** Action item **
Report the count of lines below in which the string "printer" occurs; include nothing else.

** Data provided **

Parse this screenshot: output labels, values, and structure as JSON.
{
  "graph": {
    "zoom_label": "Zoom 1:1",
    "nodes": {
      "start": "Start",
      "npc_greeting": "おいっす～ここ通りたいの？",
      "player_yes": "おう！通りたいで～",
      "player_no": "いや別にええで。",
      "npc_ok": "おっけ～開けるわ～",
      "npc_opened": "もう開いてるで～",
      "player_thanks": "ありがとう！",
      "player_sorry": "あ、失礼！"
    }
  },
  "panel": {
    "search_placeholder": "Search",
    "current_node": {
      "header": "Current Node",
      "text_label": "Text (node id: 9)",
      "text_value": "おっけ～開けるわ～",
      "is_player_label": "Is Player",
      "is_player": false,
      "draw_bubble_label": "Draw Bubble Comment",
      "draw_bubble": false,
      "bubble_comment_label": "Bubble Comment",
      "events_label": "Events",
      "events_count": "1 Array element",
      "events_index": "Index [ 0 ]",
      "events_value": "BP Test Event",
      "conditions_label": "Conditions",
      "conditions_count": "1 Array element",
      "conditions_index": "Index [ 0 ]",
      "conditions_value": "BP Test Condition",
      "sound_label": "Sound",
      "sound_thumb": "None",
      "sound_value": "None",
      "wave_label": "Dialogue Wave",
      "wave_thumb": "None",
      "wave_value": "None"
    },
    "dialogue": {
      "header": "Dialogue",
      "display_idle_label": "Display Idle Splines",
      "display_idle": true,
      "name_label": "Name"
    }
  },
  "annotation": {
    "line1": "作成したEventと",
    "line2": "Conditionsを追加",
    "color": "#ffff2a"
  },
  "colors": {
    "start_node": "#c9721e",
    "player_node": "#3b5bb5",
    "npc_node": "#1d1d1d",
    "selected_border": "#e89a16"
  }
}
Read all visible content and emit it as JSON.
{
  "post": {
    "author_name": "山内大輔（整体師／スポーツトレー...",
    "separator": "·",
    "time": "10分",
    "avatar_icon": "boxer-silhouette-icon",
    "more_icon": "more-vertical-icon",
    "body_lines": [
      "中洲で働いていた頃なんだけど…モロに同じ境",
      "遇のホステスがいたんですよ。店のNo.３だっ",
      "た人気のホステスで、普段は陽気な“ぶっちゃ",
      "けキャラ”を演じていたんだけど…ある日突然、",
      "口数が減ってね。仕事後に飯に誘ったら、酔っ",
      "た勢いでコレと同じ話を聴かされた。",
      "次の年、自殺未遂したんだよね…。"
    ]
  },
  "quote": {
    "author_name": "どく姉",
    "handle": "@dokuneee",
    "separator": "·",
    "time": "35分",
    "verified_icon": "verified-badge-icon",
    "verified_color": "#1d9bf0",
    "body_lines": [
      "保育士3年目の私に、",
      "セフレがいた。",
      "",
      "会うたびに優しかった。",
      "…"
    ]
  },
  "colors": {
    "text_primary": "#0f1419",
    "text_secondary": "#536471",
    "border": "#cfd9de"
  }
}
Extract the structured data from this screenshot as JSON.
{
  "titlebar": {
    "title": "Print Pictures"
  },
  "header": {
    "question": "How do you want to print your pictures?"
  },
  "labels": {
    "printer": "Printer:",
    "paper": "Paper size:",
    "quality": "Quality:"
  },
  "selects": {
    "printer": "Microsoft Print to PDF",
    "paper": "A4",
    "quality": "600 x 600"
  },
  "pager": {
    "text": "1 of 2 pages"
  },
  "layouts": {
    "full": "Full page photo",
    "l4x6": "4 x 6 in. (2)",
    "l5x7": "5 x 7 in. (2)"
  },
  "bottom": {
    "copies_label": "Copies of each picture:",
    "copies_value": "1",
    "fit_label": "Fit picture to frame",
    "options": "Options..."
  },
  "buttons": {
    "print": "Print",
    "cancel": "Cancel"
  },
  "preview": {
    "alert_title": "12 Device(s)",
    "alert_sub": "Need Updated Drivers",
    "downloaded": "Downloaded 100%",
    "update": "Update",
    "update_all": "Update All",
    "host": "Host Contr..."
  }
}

** Task response **
2